▶ _GIVEN DATA_:
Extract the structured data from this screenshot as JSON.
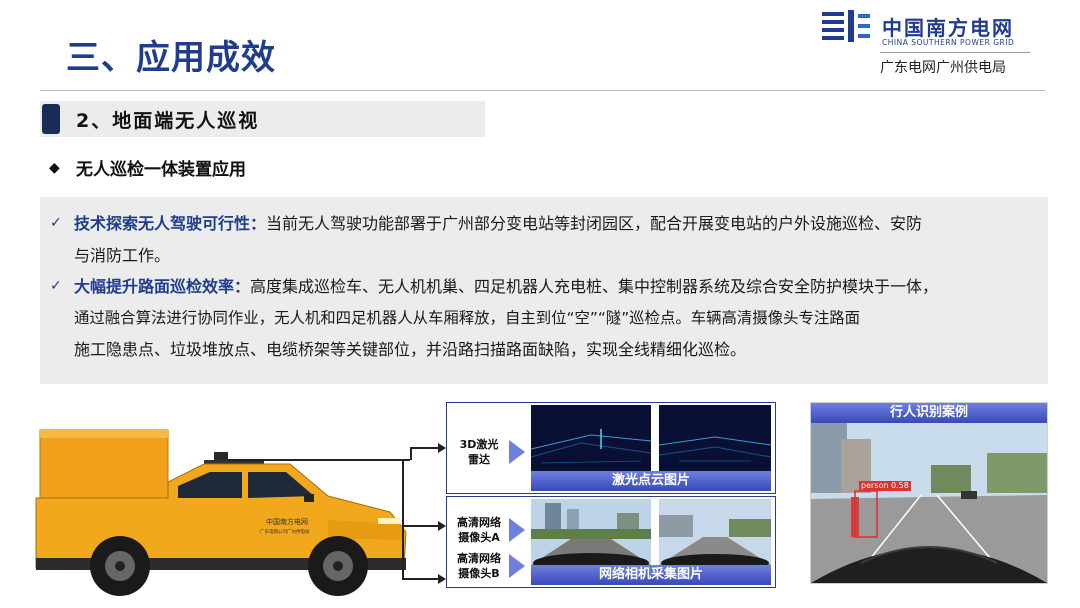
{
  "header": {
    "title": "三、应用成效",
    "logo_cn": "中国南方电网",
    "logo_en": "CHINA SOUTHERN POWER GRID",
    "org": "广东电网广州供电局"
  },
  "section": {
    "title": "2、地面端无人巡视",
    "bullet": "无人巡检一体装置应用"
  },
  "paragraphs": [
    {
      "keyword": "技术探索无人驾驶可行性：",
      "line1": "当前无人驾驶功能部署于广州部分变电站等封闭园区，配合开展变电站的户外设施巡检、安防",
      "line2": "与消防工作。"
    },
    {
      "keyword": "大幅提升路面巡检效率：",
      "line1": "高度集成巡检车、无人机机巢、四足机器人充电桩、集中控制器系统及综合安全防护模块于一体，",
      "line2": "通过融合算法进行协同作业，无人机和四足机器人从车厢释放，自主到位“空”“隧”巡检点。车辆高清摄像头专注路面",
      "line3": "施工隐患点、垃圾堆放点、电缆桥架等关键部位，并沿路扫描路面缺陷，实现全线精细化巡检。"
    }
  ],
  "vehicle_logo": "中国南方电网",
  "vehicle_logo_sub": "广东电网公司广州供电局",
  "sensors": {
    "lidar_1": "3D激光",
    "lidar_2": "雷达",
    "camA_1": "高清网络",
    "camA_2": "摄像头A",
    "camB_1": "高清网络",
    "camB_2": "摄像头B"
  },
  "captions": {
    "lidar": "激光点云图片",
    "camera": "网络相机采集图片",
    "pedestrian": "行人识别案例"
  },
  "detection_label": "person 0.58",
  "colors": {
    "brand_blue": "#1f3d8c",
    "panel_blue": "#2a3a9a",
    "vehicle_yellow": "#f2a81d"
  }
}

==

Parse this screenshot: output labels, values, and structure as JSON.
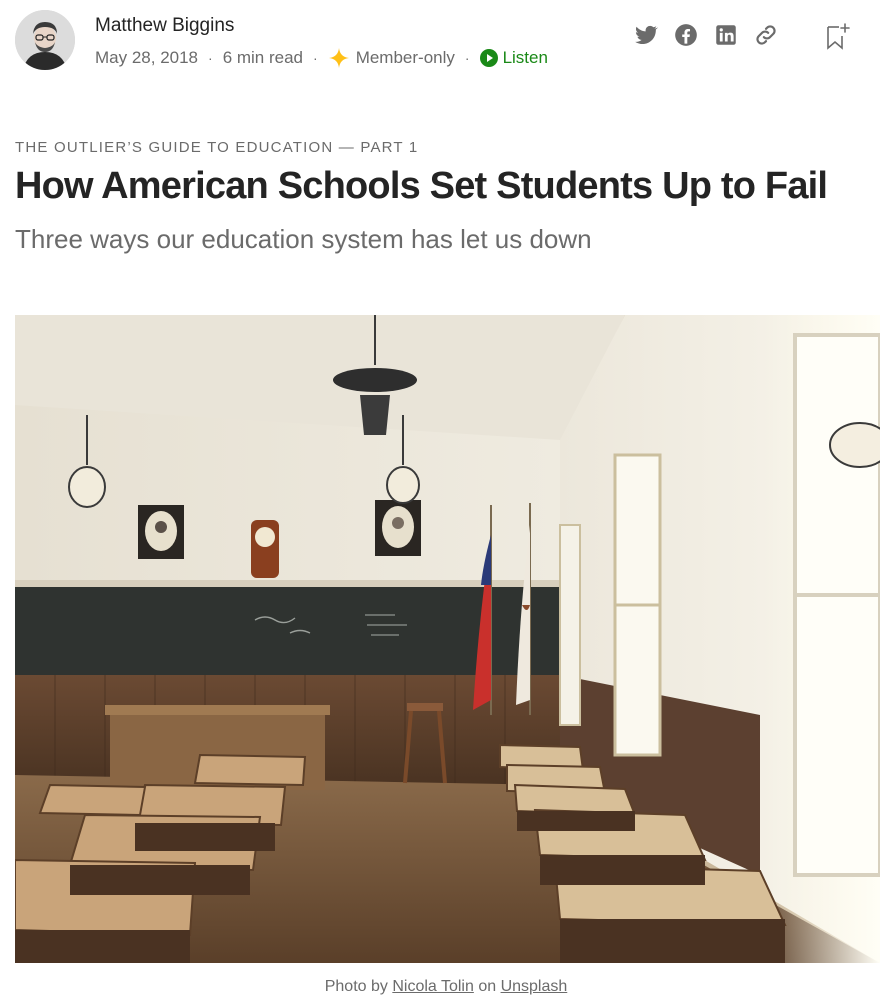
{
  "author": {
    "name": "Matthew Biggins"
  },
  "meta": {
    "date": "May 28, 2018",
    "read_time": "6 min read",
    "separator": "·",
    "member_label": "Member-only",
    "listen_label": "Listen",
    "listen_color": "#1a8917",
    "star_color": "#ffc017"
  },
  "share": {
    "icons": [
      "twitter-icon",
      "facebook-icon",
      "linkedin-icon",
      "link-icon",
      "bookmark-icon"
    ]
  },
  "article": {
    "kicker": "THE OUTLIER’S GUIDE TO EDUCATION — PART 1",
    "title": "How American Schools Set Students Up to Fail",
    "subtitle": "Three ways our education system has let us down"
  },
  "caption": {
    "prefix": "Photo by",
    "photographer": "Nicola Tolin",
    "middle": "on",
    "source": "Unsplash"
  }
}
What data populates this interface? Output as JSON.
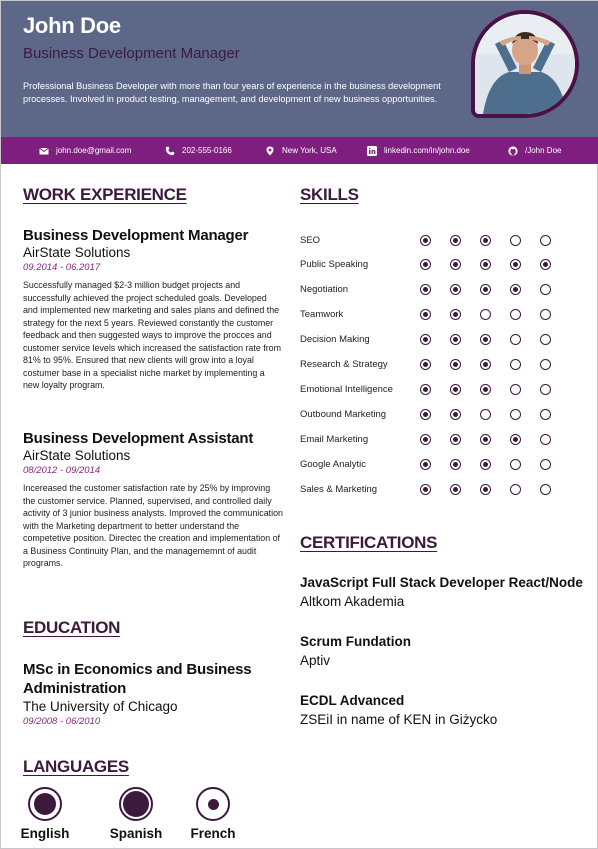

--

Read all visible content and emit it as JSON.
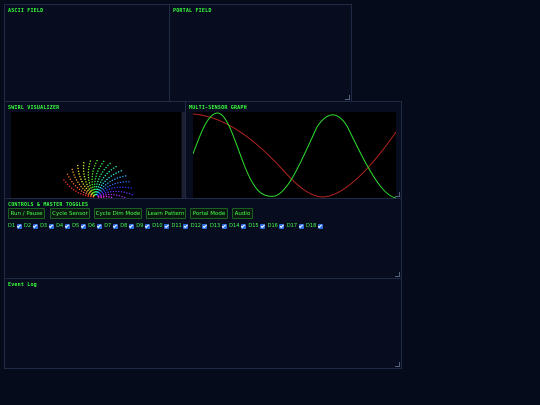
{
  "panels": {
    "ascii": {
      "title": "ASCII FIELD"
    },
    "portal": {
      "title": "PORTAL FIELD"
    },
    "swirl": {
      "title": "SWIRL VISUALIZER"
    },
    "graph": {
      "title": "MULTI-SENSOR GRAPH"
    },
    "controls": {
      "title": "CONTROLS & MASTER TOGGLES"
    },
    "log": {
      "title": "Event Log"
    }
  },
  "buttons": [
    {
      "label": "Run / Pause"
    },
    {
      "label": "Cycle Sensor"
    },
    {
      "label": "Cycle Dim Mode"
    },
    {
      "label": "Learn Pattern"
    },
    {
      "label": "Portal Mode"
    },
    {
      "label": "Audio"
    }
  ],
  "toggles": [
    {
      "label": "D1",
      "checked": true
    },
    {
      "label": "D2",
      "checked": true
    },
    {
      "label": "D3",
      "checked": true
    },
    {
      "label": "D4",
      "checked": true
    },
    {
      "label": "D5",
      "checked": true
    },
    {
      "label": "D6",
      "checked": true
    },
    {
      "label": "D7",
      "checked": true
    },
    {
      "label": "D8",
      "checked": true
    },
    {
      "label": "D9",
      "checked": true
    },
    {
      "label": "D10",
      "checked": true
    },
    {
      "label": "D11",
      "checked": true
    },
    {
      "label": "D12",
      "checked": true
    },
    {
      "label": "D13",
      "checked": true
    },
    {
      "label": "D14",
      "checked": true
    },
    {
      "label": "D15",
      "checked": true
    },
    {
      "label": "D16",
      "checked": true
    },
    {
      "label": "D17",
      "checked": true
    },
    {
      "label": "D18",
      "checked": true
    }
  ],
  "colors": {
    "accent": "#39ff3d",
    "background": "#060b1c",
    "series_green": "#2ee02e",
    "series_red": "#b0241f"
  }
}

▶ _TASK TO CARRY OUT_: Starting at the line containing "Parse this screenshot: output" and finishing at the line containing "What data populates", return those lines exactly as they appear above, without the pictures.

▶ _TASK OUTPUT_:
Parse this screenshot: output labels, values, and structure as JSON.
{
  "author": {
    "name": "Matthew Biggins"
  },
  "meta": {
    "date": "May 28, 2018",
    "read_time": "6 min read",
    "separator": "·",
    "member_label": "Member-only",
    "listen_label": "Listen",
    "listen_color": "#1a8917",
    "star_color": "#ffc017"
  },
  "share": {
    "icons": [
      "twitter-icon",
      "facebook-icon",
      "linkedin-icon",
      "link-icon",
      "bookmark-icon"
    ]
  },
  "article": {
    "kicker": "THE OUTLIER’S GUIDE TO EDUCATION — PART 1",
    "title": "How American Schools Set Students Up to Fail",
    "subtitle": "Three ways our education system has let us down"
  },
  "caption": {
    "prefix": "Photo by",
    "photographer": "Nicola Tolin",
    "middle": "on",
    "source": "Unsplash"
  }
}
What data populates this interface? Output as JSON.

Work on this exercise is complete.